§ **Task brief**
Each record below needs to be written out exactly as it appears.
===============
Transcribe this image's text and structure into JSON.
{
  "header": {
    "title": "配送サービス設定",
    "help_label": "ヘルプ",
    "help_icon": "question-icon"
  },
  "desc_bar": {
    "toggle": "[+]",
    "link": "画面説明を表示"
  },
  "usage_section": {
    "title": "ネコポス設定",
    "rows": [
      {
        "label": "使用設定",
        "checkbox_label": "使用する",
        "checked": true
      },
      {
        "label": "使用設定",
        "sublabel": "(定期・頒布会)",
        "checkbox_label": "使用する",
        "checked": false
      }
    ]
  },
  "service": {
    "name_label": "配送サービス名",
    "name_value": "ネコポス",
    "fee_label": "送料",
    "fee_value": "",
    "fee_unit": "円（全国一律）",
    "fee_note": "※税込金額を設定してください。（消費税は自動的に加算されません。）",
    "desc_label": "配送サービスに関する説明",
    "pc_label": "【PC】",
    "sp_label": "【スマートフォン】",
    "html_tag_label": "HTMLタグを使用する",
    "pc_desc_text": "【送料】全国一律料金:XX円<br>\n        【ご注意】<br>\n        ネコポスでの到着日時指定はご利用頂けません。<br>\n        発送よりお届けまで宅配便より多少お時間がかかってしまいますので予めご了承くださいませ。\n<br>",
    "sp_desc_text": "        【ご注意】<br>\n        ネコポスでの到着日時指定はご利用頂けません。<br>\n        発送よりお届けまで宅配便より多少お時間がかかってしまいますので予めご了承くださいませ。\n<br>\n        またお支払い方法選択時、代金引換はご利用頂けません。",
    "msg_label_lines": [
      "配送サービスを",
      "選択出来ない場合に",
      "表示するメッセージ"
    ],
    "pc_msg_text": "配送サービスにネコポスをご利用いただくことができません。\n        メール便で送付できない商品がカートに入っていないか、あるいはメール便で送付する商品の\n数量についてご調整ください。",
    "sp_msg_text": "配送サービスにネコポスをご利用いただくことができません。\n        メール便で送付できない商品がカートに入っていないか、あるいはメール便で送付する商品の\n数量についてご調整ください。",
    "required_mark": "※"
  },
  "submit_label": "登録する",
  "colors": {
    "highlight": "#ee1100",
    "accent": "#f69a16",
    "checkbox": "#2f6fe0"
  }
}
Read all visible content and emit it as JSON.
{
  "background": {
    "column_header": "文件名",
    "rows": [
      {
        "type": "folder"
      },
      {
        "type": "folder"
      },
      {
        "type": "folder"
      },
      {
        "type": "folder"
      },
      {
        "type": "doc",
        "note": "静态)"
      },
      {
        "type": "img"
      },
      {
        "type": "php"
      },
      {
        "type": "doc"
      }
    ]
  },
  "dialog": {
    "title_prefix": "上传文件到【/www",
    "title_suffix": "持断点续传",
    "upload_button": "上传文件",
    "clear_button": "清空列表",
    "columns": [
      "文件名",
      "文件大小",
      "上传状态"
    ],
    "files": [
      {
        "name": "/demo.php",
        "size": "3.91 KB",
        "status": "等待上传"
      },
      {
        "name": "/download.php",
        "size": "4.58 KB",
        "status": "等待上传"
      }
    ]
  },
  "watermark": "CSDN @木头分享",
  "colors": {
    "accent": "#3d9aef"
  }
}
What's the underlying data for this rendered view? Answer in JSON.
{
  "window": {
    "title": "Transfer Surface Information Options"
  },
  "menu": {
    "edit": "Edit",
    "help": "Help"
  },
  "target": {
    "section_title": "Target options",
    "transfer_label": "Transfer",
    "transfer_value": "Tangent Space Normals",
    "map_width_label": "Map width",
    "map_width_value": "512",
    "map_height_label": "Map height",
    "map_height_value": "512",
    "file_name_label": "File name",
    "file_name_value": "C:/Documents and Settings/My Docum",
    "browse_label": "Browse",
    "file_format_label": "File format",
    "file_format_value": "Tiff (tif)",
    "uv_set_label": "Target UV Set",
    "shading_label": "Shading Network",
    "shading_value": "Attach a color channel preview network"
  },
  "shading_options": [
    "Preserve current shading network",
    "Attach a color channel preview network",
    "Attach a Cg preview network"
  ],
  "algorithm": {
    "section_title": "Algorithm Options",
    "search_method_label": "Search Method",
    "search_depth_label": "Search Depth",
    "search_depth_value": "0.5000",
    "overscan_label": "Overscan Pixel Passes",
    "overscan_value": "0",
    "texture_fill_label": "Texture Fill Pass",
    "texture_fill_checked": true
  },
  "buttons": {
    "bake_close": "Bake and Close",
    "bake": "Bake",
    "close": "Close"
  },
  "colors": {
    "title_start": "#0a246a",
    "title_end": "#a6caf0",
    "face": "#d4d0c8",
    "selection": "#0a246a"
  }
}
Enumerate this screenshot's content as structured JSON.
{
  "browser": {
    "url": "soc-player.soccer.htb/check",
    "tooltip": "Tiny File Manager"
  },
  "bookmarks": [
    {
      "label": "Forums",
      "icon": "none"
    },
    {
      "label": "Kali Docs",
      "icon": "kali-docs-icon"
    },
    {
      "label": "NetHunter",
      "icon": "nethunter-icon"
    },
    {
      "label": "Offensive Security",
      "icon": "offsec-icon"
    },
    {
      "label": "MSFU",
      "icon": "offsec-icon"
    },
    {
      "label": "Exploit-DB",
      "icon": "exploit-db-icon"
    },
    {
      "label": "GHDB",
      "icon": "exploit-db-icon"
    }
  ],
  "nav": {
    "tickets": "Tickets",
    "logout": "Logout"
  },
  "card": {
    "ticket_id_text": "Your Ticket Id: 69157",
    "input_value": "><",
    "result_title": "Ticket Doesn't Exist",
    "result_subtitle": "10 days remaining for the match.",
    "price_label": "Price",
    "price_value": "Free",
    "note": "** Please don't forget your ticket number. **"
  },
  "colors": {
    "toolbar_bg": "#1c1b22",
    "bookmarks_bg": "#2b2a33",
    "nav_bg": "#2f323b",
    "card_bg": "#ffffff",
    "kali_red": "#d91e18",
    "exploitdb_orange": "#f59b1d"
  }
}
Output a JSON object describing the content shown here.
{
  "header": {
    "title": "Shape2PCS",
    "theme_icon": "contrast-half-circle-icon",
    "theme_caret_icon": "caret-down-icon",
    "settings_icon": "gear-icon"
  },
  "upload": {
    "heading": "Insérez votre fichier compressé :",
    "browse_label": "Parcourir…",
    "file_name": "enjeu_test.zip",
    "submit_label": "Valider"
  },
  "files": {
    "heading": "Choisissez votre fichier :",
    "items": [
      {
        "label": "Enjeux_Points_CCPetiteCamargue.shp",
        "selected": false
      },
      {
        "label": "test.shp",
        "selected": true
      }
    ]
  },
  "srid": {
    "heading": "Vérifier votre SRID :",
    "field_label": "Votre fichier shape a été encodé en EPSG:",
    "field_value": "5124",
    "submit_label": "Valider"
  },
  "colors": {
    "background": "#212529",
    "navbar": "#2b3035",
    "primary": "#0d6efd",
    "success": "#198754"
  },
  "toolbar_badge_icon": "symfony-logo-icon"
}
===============
§ **Response box**
Transcribe this image's text and structure into JSON.
{
  "header": {
    "title": "配送サービス設定",
    "help_label": "ヘルプ",
    "help_icon": "question-icon"
  },
  "desc_bar": {
    "toggle": "[+]",
    "link": "画面説明を表示"
  },
  "usage_section": {
    "title": "ネコポス設定",
    "rows": [
      {
        "label": "使用設定",
        "checkbox_label": "使用する",
        "checked": true
      },
      {
        "label": "使用設定",
        "sublabel": "(定期・頒布会)",
        "checkbox_label": "使用する",
        "checked": false
      }
    ]
  },
  "service": {
    "name_label": "配送サービス名",
    "name_value": "ネコポス",
    "fee_label": "送料",
    "fee_value": "",
    "fee_unit": "円（全国一律）",
    "fee_note": "※税込金額を設定してください。（消費税は自動的に加算されません。）",
    "desc_label": "配送サービスに関する説明",
    "pc_label": "【PC】",
    "sp_label": "【スマートフォン】",
    "html_tag_label": "HTMLタグを使用する",
    "pc_desc_text": "【送料】全国一律料金:XX円<br>\n        【ご注意】<br>\n        ネコポスでの到着日時指定はご利用頂けません。<br>\n        発送よりお届けまで宅配便より多少お時間がかかってしまいますので予めご了承くださいませ。\n<br>",
    "sp_desc_text": "        【ご注意】<br>\n        ネコポスでの到着日時指定はご利用頂けません。<br>\n        発送よりお届けまで宅配便より多少お時間がかかってしまいますので予めご了承くださいませ。\n<br>\n        またお支払い方法選択時、代金引換はご利用頂けません。",
    "msg_label_lines": [
      "配送サービスを",
      "選択出来ない場合に",
      "表示するメッセージ"
    ],
    "pc_msg_text": "配送サービスにネコポスをご利用いただくことができません。\n        メール便で送付できない商品がカートに入っていないか、あるいはメール便で送付する商品の\n数量についてご調整ください。",
    "sp_msg_text": "配送サービスにネコポスをご利用いただくことができません。\n        メール便で送付できない商品がカートに入っていないか、あるいはメール便で送付する商品の\n数量についてご調整ください。",
    "required_mark": "※"
  },
  "submit_label": "登録する",
  "colors": {
    "highlight": "#ee1100",
    "accent": "#f69a16",
    "checkbox": "#2f6fe0"
  }
}
Read all visible content and emit it as JSON.
{
  "background": {
    "column_header": "文件名",
    "rows": [
      {
        "type": "folder"
      },
      {
        "type": "folder"
      },
      {
        "type": "folder"
      },
      {
        "type": "folder"
      },
      {
        "type": "doc",
        "note": "静态)"
      },
      {
        "type": "img"
      },
      {
        "type": "php"
      },
      {
        "type": "doc"
      }
    ]
  },
  "dialog": {
    "title_prefix": "上传文件到【/www",
    "title_suffix": "持断点续传",
    "upload_button": "上传文件",
    "clear_button": "清空列表",
    "columns": [
      "文件名",
      "文件大小",
      "上传状态"
    ],
    "files": [
      {
        "name": "/demo.php",
        "size": "3.91 KB",
        "status": "等待上传"
      },
      {
        "name": "/download.php",
        "size": "4.58 KB",
        "status": "等待上传"
      }
    ]
  },
  "watermark": "CSDN @木头分享",
  "colors": {
    "accent": "#3d9aef"
  }
}
What's the underlying data for this rendered view? Answer in JSON.
{
  "window": {
    "title": "Transfer Surface Information Options"
  },
  "menu": {
    "edit": "Edit",
    "help": "Help"
  },
  "target": {
    "section_title": "Target options",
    "transfer_label": "Transfer",
    "transfer_value": "Tangent Space Normals",
    "map_width_label": "Map width",
    "map_width_value": "512",
    "map_height_label": "Map height",
    "map_height_value": "512",
    "file_name_label": "File name",
    "file_name_value": "C:/Documents and Settings/My Docum",
    "browse_label": "Browse",
    "file_format_label": "File format",
    "file_format_value": "Tiff (tif)",
    "uv_set_label": "Target UV Set",
    "shading_label": "Shading Network",
    "shading_value": "Attach a color channel preview network"
  },
  "shading_options": [
    "Preserve current shading network",
    "Attach a color channel preview network",
    "Attach a Cg preview network"
  ],
  "algorithm": {
    "section_title": "Algorithm Options",
    "search_method_label": "Search Method",
    "search_depth_label": "Search Depth",
    "search_depth_value": "0.5000",
    "overscan_label": "Overscan Pixel Passes",
    "overscan_value": "0",
    "texture_fill_label": "Texture Fill Pass",
    "texture_fill_checked": true
  },
  "buttons": {
    "bake_close": "Bake and Close",
    "bake": "Bake",
    "close": "Close"
  },
  "colors": {
    "title_start": "#0a246a",
    "title_end": "#a6caf0",
    "face": "#d4d0c8",
    "selection": "#0a246a"
  }
}
Enumerate this screenshot's content as structured JSON.
{
  "browser": {
    "url": "soc-player.soccer.htb/check",
    "tooltip": "Tiny File Manager"
  },
  "bookmarks": [
    {
      "label": "Forums",
      "icon": "none"
    },
    {
      "label": "Kali Docs",
      "icon": "kali-docs-icon"
    },
    {
      "label": "NetHunter",
      "icon": "nethunter-icon"
    },
    {
      "label": "Offensive Security",
      "icon": "offsec-icon"
    },
    {
      "label": "MSFU",
      "icon": "offsec-icon"
    },
    {
      "label": "Exploit-DB",
      "icon": "exploit-db-icon"
    },
    {
      "label": "GHDB",
      "icon": "exploit-db-icon"
    }
  ],
  "nav": {
    "tickets": "Tickets",
    "logout": "Logout"
  },
  "card": {
    "ticket_id_text": "Your Ticket Id: 69157",
    "input_value": "><",
    "result_title": "Ticket Doesn't Exist",
    "result_subtitle": "10 days remaining for the match.",
    "price_label": "Price",
    "price_value": "Free",
    "note": "** Please don't forget your ticket number. **"
  },
  "colors": {
    "toolbar_bg": "#1c1b22",
    "bookmarks_bg": "#2b2a33",
    "nav_bg": "#2f323b",
    "card_bg": "#ffffff",
    "kali_red": "#d91e18",
    "exploitdb_orange": "#f59b1d"
  }
}
Output a JSON object describing the content shown here.
{
  "header": {
    "title": "Shape2PCS",
    "theme_icon": "contrast-half-circle-icon",
    "theme_caret_icon": "caret-down-icon",
    "settings_icon": "gear-icon"
  },
  "upload": {
    "heading": "Insérez votre fichier compressé :",
    "browse_label": "Parcourir…",
    "file_name": "enjeu_test.zip",
    "submit_label": "Valider"
  },
  "files": {
    "heading": "Choisissez votre fichier :",
    "items": [
      {
        "label": "Enjeux_Points_CCPetiteCamargue.shp",
        "selected": false
      },
      {
        "label": "test.shp",
        "selected": true
      }
    ]
  },
  "srid": {
    "heading": "Vérifier votre SRID :",
    "field_label": "Votre fichier shape a été encodé en EPSG:",
    "field_value": "5124",
    "submit_label": "Valider"
  },
  "colors": {
    "background": "#212529",
    "navbar": "#2b3035",
    "primary": "#0d6efd",
    "success": "#198754"
  },
  "toolbar_badge_icon": "symfony-logo-icon"
}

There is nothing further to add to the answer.